In the early 1980s, the late and much loved Kevin Donovan SJ went part-time on the faculty at Heythrop College in order to become a parish priest in north London. The opening line of his first lecture after the move ran: ‘Now that I’m working in a parish, I’m coming to realise that theology is as important as candles.’
Just let that line sink in. It might mean that theology is trivial, a waste of time; it could be suggesting that theology at its best is an act of worship. The irony hints at how churchy activity of any kind is always dealing with far more than it can really handle. And yet the juxtaposition also jangles: life with candles and life with high theology, as in different ways both Kevin and his students were realising, do not quite fit together.

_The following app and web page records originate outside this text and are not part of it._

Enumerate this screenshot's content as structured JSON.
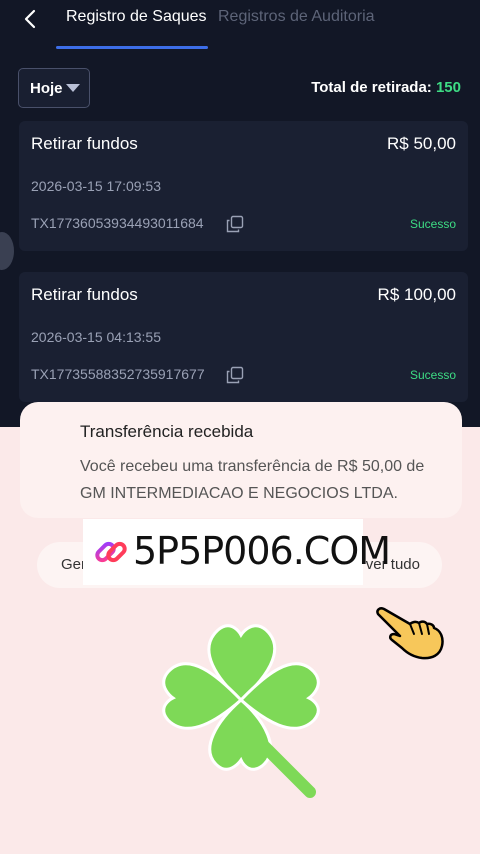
{
  "header": {
    "tabs": [
      {
        "label": "Registro de Saques",
        "active": true
      },
      {
        "label": "Registros de Auditoria",
        "active": false
      }
    ]
  },
  "filter": {
    "selected": "Hoje"
  },
  "total": {
    "label": "Total de retirada: ",
    "value": "150"
  },
  "withdrawals": [
    {
      "title": "Retirar fundos",
      "amount": "R$ 50,00",
      "date": "2026-03-15 17:09:53",
      "tx": "TX17736053934493011684",
      "status": "Sucesso"
    },
    {
      "title": "Retirar fundos",
      "amount": "R$ 100,00",
      "date": "2026-03-15 04:13:55",
      "tx": "TX17735588352735917677",
      "status": "Sucesso"
    }
  ],
  "notification": {
    "title": "Transferência recebida",
    "body": "Você recebeu uma transferência de R$ 50,00 de GM INTERMEDIACAO E NEGOCIOS LTDA."
  },
  "pill": {
    "left": "Ger",
    "right": "ver tudo"
  },
  "banner": {
    "text": "5P5P006.COM"
  },
  "icons": {
    "back": "chevron-left-icon",
    "copy": "copy-icon",
    "link": "link-icon",
    "hand": "pointing-hand-icon",
    "clover": "four-leaf-clover-icon"
  },
  "colors": {
    "app_bg": "#121726",
    "card_bg": "#1a2032",
    "accent": "#3d6ee8",
    "success": "#3ddc84",
    "clover": "#7ed957"
  }
}
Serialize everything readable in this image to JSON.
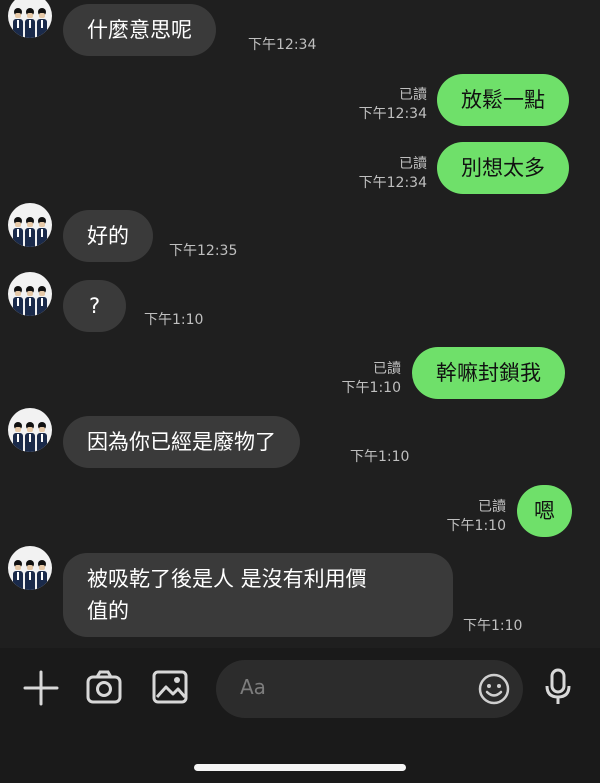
{
  "messages": [
    {
      "dir": "in",
      "text": "什麼意思呢",
      "time": "下午12:34"
    },
    {
      "dir": "out",
      "text": "放鬆一點",
      "read": "已讀",
      "time": "下午12:34"
    },
    {
      "dir": "out",
      "text": "別想太多",
      "read": "已讀",
      "time": "下午12:34"
    },
    {
      "dir": "in",
      "text": "好的",
      "time": "下午12:35"
    },
    {
      "dir": "in",
      "text": "?",
      "time": "下午1:10"
    },
    {
      "dir": "out",
      "text": "幹嘛封鎖我",
      "read": "已讀",
      "time": "下午1:10"
    },
    {
      "dir": "in",
      "text": "因為你已經是廢物了",
      "time": "下午1:10"
    },
    {
      "dir": "out",
      "text": "嗯",
      "read": "已讀",
      "time": "下午1:10"
    },
    {
      "dir": "in",
      "line1": "被吸乾了後是人 是沒有利用價",
      "line2": "值的",
      "time": "下午1:10"
    }
  ],
  "composer": {
    "placeholder": "Aa",
    "icons": [
      "plus-icon",
      "camera-icon",
      "image-icon",
      "emoji-icon",
      "microphone-icon"
    ]
  },
  "colors": {
    "background": "#1f1f1f",
    "incoming": "#3a3a3a",
    "outgoing": "#6fe06a"
  }
}
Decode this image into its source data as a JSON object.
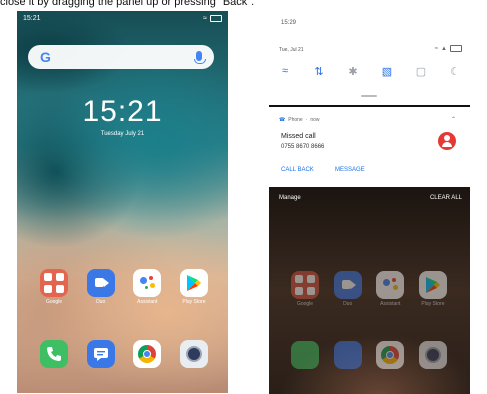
{
  "caption": "close it by dragging the panel up or pressing \"Back\".",
  "home": {
    "status_time": "15:21",
    "clock_time": "15:21",
    "date": "Tuesday  July 21",
    "search_logo": "G",
    "apps": [
      {
        "label": "Google",
        "icon": "google-folder-icon"
      },
      {
        "label": "Duo",
        "icon": "duo-icon"
      },
      {
        "label": "Assistant",
        "icon": "assistant-icon"
      },
      {
        "label": "Play Store",
        "icon": "play-store-icon"
      }
    ],
    "dock": [
      {
        "icon": "phone-icon"
      },
      {
        "icon": "messages-icon"
      },
      {
        "icon": "chrome-icon"
      },
      {
        "icon": "camera-icon"
      }
    ]
  },
  "shade": {
    "time": "15:29",
    "date": "Tue, Jul 21",
    "quick_settings": [
      "wifi-icon",
      "data-icon",
      "bluetooth-icon",
      "vibrate-icon",
      "screen-record-icon",
      "dark-mode-icon"
    ],
    "notification": {
      "app": "Phone",
      "time": "now",
      "title": "Missed call",
      "number": "0755 8670 8666",
      "action_call_back": "CALL BACK",
      "action_message": "MESSAGE"
    },
    "manage_label": "Manage",
    "clear_all_label": "CLEAR ALL",
    "apps": [
      {
        "label": "Google"
      },
      {
        "label": "Duo"
      },
      {
        "label": "Assistant"
      },
      {
        "label": "Play Store"
      }
    ]
  },
  "colors": {
    "accent_blue": "#1a73e8",
    "missed_call_red": "#e53935"
  }
}
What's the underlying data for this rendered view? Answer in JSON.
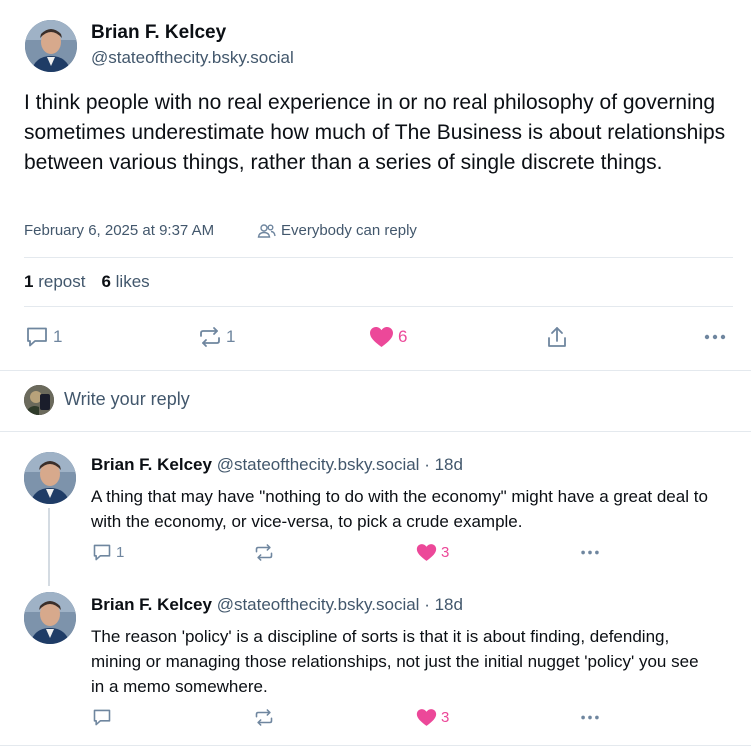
{
  "post": {
    "author_name": "Brian F. Kelcey",
    "author_handle": "@stateofthecity.bsky.social",
    "text": "I think people with no real experience in or no real philosophy of governing sometimes underestimate how much of The Business is about relationships between various things, rather than a series of single discrete things.",
    "timestamp": "February 6, 2025 at 9:37 AM",
    "reply_setting": "Everybody can reply",
    "repost_count": "1",
    "repost_label": "repost",
    "like_count": "6",
    "like_label": "likes",
    "actions": {
      "reply_count": "1",
      "repost_count": "1",
      "like_count": "6"
    }
  },
  "composer": {
    "placeholder": "Write your reply"
  },
  "replies": [
    {
      "author_name": "Brian F. Kelcey",
      "author_handle": "@stateofthecity.bsky.social",
      "age": "· 18d",
      "text": "A thing that may have \"nothing to do with the economy\" might have a great deal to with the economy, or vice-versa, to pick a crude example.",
      "reply_count": "1",
      "like_count": "3"
    },
    {
      "author_name": "Brian F. Kelcey",
      "author_handle": "@stateofthecity.bsky.social",
      "age": "· 18d",
      "text": "The reason 'policy' is a discipline of sorts is that it is about finding, defending, mining or managing those relationships, not just the initial nugget 'policy' you see in a memo somewhere.",
      "reply_count": "",
      "like_count": "3"
    }
  ],
  "colors": {
    "like_pink": "#ec4899",
    "muted_text": "#42576c",
    "divider": "#e4e9ee"
  }
}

When we speak of Mary as conceived without original sin, we are using a theological idea—original sin—to name a reality of faith more naturally expressed by lighting a candle. And the theology does not quite work.